Lzzy Hale on Rob Halford’s Coming Out: ‘He Changed the Game’
Loudwire is counting down the biggest moments in metal and hard rock, stretching from the dawn of Black Sabbath to the genre's promising future. Here, we take a look back at the moment when Rob Halford revealed his sexuality in an interview with MTV.
Judas Priest frontman Rob Halford’s sexuality was no secret among metal insiders through the ‘70s and ‘80s. There were enough hints in both his attire and his lyrics, but most fans weren’t aware that he was a gay man. That changed in an interview with MTV in 1998 promoting his 2wo project, when he said: “I think that most people know that I've been a gay man all of my life and that it's only been in recent times that it's an issue that I feel comfortable to address, and an issue that has been with me ever since recognizing my own sexuality.”
The importance of that moment is difficult to gauge: while Halford downplays it, in all likelihood, it made a huge impact. As Halford has often noted, he hasn’t felt much backlash. In a Fox Sports Radio interview, he said, “I'd never seen such an outpouring of love from people in all my life — the letters, the faxes, the phone calls from everybody in the metal community: 'Rob, we just don't care. We want you to be who you are. We want you to sing those songs. We wanna come see you.' And that was a tremendously uplifting moment for me. And it was also a tremendously uplifting moment for metal.”
In 2018, this probably would not be a big deal. But for metal fans in 1998, this may have been the first time they were aware one of their favorite artists was gay. And that would likely make it hard to harbor any homophobic feelings, even if they had them previously. If you’d been a Judas Priest fan for a decade, you couldn’t turn back now.
Lzzy Hale of Halestorm agrees. She tells Loudwire, “Regardless of what your views [on LGBT people] might have been, there’s no denying Rob Halford. He definitely changed the game with that [interview].”
Today, many metal fans will claim not to care about the sex, sexuality or skin color of any given artist who they listen to. But metal has always been dominated by mostly straight white men. Which isn’t to say that there were no women, no people of color and no one from the LGBT community in metal.
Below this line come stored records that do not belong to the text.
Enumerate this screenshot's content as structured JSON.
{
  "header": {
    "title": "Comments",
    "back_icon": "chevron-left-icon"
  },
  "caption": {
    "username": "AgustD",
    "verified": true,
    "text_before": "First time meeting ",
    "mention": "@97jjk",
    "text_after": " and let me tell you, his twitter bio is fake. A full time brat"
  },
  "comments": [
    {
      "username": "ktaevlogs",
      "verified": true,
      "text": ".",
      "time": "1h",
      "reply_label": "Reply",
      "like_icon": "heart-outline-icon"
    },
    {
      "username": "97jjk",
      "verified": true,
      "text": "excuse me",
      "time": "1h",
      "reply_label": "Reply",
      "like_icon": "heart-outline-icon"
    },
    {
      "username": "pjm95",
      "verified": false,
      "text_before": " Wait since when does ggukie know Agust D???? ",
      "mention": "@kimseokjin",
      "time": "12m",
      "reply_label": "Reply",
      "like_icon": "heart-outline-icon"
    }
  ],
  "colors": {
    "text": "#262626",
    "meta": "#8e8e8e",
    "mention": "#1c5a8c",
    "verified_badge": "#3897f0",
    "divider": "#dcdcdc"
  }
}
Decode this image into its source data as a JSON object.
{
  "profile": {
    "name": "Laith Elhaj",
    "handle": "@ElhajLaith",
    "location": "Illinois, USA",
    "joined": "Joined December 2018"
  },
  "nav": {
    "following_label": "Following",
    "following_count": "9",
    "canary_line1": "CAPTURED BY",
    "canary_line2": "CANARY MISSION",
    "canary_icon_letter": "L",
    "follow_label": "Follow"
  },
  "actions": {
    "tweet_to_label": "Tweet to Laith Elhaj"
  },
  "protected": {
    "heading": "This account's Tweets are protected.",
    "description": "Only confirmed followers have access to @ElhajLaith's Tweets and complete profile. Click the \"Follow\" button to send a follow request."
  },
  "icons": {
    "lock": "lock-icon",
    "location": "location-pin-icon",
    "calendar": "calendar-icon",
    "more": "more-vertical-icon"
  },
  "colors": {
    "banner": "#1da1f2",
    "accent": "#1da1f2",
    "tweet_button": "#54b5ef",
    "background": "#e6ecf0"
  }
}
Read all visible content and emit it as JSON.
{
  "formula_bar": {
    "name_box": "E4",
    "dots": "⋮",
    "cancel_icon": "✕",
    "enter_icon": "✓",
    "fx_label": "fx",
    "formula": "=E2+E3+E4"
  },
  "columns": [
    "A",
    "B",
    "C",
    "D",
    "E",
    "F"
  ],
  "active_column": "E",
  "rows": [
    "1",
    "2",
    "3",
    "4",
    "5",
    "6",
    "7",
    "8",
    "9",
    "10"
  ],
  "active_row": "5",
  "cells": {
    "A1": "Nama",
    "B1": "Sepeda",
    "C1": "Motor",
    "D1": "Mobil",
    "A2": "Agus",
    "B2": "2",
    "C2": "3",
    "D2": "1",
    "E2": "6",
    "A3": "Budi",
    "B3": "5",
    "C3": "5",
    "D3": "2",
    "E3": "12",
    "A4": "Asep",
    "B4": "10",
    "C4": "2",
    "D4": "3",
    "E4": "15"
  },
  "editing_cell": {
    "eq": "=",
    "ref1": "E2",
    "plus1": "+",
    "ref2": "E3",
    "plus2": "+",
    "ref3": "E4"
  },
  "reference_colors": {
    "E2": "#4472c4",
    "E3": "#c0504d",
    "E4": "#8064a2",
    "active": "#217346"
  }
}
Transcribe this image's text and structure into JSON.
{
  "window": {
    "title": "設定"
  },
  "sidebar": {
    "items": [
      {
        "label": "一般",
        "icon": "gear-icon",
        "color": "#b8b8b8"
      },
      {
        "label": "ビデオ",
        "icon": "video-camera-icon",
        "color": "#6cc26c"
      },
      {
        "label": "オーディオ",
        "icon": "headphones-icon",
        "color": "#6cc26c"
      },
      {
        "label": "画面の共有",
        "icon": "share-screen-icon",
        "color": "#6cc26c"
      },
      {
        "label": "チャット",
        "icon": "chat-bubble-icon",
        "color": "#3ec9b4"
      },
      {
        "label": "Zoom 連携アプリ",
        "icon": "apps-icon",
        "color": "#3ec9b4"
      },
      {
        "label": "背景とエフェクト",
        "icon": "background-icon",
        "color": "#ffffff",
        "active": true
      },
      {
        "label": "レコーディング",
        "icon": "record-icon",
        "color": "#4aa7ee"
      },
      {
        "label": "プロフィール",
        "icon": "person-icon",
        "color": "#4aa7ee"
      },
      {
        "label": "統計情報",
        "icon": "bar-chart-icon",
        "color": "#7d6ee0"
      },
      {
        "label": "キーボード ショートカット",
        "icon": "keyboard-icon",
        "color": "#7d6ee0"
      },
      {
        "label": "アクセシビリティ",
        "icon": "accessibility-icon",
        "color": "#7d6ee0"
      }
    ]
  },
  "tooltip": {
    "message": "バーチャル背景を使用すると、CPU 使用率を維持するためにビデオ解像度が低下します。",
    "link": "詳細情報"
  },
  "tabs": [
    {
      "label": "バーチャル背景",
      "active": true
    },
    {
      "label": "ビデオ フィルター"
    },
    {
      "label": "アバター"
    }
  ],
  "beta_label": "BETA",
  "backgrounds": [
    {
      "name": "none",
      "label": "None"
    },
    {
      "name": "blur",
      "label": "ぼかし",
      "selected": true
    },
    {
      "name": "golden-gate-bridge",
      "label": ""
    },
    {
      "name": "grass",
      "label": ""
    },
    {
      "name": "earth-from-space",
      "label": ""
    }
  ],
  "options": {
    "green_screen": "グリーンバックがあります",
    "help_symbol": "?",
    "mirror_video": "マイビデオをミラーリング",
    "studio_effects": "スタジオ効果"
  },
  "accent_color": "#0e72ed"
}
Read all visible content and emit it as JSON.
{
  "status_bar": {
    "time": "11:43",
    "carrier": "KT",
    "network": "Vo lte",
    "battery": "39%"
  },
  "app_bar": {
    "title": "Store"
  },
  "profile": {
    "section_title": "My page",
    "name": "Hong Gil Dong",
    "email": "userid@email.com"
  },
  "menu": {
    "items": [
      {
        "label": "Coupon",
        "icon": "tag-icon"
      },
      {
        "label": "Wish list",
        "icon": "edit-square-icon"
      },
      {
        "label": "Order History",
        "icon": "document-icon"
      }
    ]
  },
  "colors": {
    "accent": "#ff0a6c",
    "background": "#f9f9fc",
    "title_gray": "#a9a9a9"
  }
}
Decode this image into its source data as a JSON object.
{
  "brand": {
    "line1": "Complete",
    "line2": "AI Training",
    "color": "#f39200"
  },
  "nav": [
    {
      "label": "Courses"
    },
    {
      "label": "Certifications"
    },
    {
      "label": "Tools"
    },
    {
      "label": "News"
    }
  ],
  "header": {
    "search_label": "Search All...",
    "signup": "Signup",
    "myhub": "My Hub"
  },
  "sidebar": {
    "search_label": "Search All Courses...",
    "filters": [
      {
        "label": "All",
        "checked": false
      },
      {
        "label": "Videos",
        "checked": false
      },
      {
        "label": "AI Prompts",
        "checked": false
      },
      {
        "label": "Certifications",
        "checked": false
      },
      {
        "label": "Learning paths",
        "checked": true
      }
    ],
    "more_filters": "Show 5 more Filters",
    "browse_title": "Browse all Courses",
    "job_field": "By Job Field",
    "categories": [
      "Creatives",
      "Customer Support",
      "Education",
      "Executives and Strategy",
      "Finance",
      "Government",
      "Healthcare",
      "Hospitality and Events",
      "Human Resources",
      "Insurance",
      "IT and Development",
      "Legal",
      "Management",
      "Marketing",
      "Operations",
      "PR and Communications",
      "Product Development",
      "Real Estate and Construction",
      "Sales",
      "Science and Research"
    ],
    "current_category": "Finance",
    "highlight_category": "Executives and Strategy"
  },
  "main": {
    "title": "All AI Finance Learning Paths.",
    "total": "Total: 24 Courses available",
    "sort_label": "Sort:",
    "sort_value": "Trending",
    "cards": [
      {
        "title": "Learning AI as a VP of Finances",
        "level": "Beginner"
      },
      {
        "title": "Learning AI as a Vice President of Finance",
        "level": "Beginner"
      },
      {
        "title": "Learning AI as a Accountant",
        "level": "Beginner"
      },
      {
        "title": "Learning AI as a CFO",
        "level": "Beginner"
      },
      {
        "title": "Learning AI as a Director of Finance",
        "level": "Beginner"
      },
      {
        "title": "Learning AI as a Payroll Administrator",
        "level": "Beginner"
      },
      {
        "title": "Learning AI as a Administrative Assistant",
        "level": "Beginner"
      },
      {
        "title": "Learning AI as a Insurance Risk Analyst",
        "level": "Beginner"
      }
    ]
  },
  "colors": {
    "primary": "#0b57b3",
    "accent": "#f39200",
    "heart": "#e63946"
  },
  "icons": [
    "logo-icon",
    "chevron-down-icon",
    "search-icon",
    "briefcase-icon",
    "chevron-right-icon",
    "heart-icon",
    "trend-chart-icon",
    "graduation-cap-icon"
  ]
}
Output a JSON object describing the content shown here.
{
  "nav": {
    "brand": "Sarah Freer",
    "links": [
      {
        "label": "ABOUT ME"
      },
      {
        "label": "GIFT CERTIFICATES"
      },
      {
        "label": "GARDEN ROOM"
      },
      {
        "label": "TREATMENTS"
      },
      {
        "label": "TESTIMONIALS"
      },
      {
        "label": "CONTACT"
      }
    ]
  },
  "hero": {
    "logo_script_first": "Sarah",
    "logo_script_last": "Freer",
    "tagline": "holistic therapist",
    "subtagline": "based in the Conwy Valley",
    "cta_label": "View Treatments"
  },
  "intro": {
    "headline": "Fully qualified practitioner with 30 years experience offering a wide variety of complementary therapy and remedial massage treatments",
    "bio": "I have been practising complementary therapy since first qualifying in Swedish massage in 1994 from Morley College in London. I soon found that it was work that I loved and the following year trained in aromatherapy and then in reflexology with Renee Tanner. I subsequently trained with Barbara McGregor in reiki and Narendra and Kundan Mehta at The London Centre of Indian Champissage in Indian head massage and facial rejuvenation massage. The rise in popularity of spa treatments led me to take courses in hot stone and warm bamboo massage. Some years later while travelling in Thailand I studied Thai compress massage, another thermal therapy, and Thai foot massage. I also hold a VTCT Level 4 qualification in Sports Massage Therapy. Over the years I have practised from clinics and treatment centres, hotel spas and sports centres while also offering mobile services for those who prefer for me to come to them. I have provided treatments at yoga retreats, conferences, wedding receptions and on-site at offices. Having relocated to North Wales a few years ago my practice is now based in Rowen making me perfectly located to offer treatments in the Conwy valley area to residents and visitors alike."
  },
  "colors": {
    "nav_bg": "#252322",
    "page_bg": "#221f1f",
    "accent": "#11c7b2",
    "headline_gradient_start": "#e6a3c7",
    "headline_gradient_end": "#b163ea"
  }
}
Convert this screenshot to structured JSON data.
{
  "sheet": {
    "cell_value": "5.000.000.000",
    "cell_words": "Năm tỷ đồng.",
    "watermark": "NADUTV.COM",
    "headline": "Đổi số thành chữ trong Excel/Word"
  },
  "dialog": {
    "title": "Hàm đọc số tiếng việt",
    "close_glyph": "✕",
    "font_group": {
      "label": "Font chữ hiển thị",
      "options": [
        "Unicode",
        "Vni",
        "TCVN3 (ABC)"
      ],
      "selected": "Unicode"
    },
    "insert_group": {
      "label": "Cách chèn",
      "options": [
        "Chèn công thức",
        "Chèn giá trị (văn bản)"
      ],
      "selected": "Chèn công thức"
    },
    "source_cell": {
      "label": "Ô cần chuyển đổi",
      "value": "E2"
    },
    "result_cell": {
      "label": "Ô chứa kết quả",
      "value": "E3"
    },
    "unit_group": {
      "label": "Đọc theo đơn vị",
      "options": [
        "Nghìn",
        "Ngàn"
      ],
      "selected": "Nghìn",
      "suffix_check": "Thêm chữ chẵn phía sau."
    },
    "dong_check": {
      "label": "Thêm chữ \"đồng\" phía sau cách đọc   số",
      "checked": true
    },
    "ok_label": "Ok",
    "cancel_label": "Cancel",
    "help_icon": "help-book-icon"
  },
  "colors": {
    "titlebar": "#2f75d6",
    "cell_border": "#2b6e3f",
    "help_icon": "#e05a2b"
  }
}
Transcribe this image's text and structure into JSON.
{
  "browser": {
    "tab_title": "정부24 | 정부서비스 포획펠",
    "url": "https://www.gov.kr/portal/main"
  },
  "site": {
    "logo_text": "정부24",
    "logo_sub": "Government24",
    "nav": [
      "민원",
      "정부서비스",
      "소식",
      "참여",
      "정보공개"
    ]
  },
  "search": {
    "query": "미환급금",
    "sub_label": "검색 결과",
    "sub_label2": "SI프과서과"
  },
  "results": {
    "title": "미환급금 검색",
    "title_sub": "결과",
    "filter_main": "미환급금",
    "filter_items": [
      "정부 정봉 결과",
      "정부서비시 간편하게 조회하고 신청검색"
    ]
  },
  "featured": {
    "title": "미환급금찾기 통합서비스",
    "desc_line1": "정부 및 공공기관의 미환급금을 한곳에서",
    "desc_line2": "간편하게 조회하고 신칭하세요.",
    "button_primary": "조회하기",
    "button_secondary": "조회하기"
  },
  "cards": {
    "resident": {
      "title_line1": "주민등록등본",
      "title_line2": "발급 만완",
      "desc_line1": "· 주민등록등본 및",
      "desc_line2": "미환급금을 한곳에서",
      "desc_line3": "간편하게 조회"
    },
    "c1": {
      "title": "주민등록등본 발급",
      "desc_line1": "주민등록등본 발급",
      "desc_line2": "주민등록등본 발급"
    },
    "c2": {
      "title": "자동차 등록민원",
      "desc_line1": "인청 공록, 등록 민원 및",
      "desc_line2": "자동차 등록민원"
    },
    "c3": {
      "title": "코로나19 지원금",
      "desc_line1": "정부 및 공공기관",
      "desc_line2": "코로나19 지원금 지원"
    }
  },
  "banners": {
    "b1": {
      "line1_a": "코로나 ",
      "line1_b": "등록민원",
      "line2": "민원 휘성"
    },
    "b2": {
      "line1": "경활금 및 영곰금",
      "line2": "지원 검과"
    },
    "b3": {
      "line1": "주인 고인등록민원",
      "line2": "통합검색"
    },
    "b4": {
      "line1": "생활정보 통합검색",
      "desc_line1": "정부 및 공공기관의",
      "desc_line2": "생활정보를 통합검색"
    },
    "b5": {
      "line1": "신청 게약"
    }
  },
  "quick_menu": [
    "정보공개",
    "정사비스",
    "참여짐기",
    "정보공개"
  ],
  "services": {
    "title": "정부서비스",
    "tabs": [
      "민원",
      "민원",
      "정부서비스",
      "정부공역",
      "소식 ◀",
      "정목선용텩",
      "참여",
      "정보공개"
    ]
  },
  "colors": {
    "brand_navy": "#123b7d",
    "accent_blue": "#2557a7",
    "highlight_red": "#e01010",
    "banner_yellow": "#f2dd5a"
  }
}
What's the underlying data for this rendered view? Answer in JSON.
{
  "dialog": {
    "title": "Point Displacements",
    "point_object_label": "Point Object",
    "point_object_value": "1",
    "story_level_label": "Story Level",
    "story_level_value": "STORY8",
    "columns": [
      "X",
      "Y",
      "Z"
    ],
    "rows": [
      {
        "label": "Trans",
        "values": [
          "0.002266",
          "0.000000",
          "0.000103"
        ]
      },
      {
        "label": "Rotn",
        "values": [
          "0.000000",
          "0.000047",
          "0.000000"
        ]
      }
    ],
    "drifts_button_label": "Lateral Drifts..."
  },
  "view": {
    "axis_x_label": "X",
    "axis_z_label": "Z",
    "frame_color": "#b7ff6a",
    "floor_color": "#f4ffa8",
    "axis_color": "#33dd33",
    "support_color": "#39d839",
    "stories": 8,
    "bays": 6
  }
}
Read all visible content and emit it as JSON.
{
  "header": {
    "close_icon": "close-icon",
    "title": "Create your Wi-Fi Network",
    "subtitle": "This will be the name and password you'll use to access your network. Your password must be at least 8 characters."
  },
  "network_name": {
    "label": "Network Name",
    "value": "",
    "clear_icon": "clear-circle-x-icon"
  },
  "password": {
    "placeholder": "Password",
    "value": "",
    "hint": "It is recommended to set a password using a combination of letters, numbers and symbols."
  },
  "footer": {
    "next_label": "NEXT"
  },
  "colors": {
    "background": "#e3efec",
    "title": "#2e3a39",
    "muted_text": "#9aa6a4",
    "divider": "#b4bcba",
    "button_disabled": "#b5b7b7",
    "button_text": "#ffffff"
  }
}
But Halford’s coming out let LGBT people know that they’d be welcomed.
Hale says, “I don’t think he realizes how inspiring that must have been for so many young metalheads that were gay and maybe afraid to tell anyone. At the time when he came out, the genre was very much viewed as very hetero. So, here’s the most badass singer, a poster child for metal, and he’s being unapologetically himself, and not being afraid to make himself happy and to tell everybody about it. I thought that it was very brave, and probably the most rock and roll thing he could have done.”
She adds that representation is, indeed, important: “I know that representation made a difference for me, when I started seeing Joan Jett and Pat Benatar and Ann Wilson from Heart, because it was like, ‘Oh wow, girls can sing like that!’ It told me that there was a path for me.” And with one MTV interview, Halford let metal’s LGBT fans know that there was a path for them.